What this task involves >>
Scan the data for "Organisasi" and copy each matching line.

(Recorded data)
——
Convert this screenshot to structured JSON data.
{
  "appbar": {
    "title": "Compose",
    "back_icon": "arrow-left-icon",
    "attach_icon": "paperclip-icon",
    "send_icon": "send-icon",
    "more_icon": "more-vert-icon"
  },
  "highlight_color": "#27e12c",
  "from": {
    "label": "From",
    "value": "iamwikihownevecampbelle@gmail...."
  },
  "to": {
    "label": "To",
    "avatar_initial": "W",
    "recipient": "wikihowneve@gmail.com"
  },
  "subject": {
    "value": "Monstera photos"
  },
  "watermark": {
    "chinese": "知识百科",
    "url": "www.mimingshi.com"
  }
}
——
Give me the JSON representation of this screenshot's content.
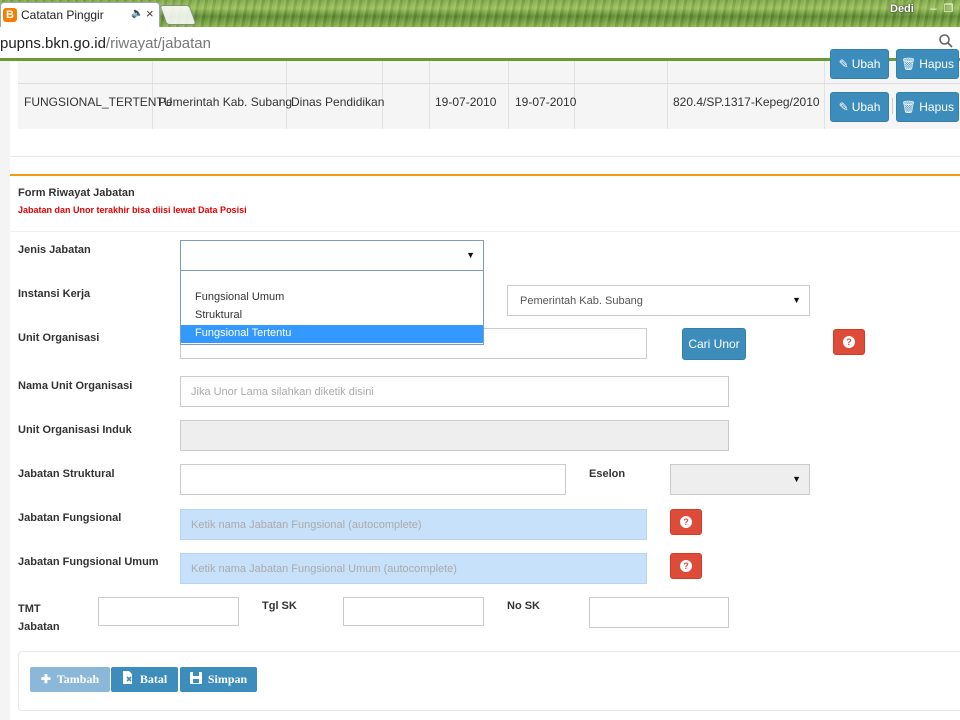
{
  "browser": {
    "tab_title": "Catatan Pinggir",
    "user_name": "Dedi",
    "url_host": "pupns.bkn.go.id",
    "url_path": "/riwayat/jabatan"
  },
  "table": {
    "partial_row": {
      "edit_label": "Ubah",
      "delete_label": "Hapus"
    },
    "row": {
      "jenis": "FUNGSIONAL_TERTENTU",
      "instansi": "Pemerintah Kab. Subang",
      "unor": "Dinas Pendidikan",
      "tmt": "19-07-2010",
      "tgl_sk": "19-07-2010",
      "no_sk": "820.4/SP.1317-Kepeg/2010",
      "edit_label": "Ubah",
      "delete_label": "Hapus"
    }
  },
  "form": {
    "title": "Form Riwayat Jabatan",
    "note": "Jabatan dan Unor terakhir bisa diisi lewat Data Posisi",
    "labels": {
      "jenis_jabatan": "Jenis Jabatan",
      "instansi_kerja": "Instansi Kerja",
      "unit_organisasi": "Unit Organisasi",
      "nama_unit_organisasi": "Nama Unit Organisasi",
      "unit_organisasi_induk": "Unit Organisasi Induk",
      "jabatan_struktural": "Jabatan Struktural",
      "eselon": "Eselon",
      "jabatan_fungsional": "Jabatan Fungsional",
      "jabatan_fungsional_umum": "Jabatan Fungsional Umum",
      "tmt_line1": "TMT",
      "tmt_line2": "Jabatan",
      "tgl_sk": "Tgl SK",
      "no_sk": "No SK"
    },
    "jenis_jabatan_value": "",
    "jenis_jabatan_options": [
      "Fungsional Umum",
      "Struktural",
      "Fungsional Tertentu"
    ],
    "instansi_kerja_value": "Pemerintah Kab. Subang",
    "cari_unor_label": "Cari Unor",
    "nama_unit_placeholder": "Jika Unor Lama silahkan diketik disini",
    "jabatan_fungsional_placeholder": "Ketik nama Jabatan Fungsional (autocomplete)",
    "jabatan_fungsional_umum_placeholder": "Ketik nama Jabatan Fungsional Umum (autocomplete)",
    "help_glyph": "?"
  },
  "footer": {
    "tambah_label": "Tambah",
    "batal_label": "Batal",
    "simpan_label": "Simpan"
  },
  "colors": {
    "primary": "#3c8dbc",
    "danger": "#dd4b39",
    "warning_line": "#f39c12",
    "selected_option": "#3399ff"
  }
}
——
Written solution >>
      "unit_organisasi": "Unit Organisasi",
      "nama_unit_organisasi": "Nama Unit Organisasi",
      "unit_organisasi_induk": "Unit Organisasi Induk",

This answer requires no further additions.